We’ve always lamented the lack of Christmas music during the actual Christmas season and its prevalence during Advent. Any sister having to go out to the doctor’s any time after Thanksgiving knew she’d be bombarded with Christmas…but now even the Christmas music has begun before Advent, before December, before Thanksgiving!

For some people, this is a wonderful thing. It is extending ‘the season’, the ‘Christmas spirit.’ For others it is an annoyance. For those who will be missing loved ones it may be a sad reminder. But why is it happening? What is causing us to start Christmas earlier and earlier in the year?

The world is longing for Advent.

The change from the long days of summer to the short days of autumn and winter can be difficult. The year feels like it is slowly dying, slipping away. This can remind us of our own mortality, whether we are still in the spring or summer of our life or whether we have entered our autumnal years. These thoughts can be difficult, and it can be so easy to try to avoid them by getting lost in the busyness and ‘warm feelings’ of the Christmas season. But God didn’t arbitrarily create nature’s rhythms and He didn’t place the great feasts of the Church willy-nilly on the calendar.* Nature is God’s first Bible, it is His first revelation to us. The shortening of the days, the dying back of the garden, the gathering chill in the air, it all speaks to us of our own mortality and the effects of original sin. But just as in nature spring follows winter, we also will rise and what once seemed dead will be given new life.

It is no coincidence that Christmas is celebrated at the darkest time of the year. The winter solstice occurs about December 22; the longest night of the year. Christmas, on December 25th, is at a time when the darkness seems to have overshadowed the light, all around us lies dead. But Christ is born and Light enters into the world and into us.  

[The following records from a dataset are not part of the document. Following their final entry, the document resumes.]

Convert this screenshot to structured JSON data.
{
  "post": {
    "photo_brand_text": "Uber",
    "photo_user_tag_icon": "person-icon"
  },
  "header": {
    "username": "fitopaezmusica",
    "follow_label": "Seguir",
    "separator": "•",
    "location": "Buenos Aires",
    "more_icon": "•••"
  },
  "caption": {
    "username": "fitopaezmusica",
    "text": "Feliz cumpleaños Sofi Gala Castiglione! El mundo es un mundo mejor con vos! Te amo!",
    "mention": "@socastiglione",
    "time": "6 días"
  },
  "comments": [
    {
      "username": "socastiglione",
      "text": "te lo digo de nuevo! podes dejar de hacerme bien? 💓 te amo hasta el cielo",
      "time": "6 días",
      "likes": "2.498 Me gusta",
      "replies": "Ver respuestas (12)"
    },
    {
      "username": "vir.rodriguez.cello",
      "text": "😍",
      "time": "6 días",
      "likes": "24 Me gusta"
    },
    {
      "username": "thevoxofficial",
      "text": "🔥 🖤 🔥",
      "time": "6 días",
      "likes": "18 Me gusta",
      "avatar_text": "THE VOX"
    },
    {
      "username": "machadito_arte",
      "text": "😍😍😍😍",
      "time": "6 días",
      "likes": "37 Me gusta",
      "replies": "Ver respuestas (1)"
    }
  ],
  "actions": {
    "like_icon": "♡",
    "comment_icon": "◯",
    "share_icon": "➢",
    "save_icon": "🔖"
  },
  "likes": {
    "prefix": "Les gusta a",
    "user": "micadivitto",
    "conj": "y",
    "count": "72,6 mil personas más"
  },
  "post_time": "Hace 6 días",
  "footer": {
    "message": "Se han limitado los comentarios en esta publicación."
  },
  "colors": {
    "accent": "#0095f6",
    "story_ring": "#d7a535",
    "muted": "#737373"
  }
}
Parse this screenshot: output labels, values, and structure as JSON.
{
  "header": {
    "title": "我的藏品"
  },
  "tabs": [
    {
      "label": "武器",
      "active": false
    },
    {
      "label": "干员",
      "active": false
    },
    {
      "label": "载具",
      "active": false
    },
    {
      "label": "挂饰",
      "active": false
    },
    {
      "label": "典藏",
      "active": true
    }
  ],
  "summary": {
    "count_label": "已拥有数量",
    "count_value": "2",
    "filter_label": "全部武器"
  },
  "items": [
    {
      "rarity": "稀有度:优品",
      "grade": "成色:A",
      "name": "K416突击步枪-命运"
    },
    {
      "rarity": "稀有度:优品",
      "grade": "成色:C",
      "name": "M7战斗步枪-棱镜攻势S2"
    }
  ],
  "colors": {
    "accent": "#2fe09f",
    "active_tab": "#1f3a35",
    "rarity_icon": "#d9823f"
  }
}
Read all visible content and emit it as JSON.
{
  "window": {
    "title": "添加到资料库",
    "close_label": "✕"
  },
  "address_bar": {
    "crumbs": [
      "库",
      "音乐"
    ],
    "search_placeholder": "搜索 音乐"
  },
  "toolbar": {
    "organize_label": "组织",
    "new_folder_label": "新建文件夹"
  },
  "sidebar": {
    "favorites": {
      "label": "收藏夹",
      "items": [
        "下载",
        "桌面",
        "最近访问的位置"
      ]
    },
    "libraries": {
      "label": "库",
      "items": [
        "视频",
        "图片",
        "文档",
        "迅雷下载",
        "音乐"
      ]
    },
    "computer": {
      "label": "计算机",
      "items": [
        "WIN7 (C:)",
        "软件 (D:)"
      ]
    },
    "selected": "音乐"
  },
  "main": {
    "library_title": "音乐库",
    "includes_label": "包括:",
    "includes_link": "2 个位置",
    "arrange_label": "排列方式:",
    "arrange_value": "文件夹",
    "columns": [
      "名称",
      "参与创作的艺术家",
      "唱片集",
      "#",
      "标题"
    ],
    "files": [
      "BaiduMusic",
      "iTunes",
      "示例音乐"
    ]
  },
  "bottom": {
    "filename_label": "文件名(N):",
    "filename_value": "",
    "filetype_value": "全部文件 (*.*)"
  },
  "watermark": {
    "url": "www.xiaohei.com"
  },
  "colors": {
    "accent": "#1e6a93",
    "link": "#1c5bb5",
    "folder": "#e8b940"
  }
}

Christmas is a time of great joy, a time when we can feel all is right with the world. So it makes sense that when faced with the bleakness of fall, the shortening of the days and the chilling of the weather, and the reminder of our own mortality that it all conveys, we can want to begin Christmas as soon as we can. But when we do this we are robbing ourselves of a crucial piece of the puzzle: Advent.

Advent is the 4-week season immediately preceding Christmas that the Church gives us to prepare. There’s no preparing ‘in the world.’ You jump from Halloween or Thanksgiving (or, it seems now, from summer) directly into Christmas. Without Advent Christmas loses its full meaning. Those signs you'll start to see in yards "Keep Christ in Christmas" might remind you that Christ was born on Christmas, but Advent reminds you why He was born. How much do you desire a sip of water after you've had a whole gallon? Not much. How much do you desire a sip of water after a day in the hot desert without any? A lot! That's Advent. 

Advent reminds us why Christ was born in Bethlehem. It reminds us the state we were in before that miracle happened, and what would have become of us if God hadn't done the unthinkable and become man. We were dead, spiritually dead. We were at our darkest hour, the light was all gone. The distance between us and God was insurmountable. How could we ever bridge the chasm that separated us? But we were not without hope. Through the Prophets God told of a child who would be born... 

This Advent, don't rush into Christmas. Let the longing for the coming of the promised One grow in you. 

*(If you live in the Southern Hemisphere the experience will be different, but Christian writers have written on the connection of the Southern Hemisphere’s weather pattern with its feasts as well.)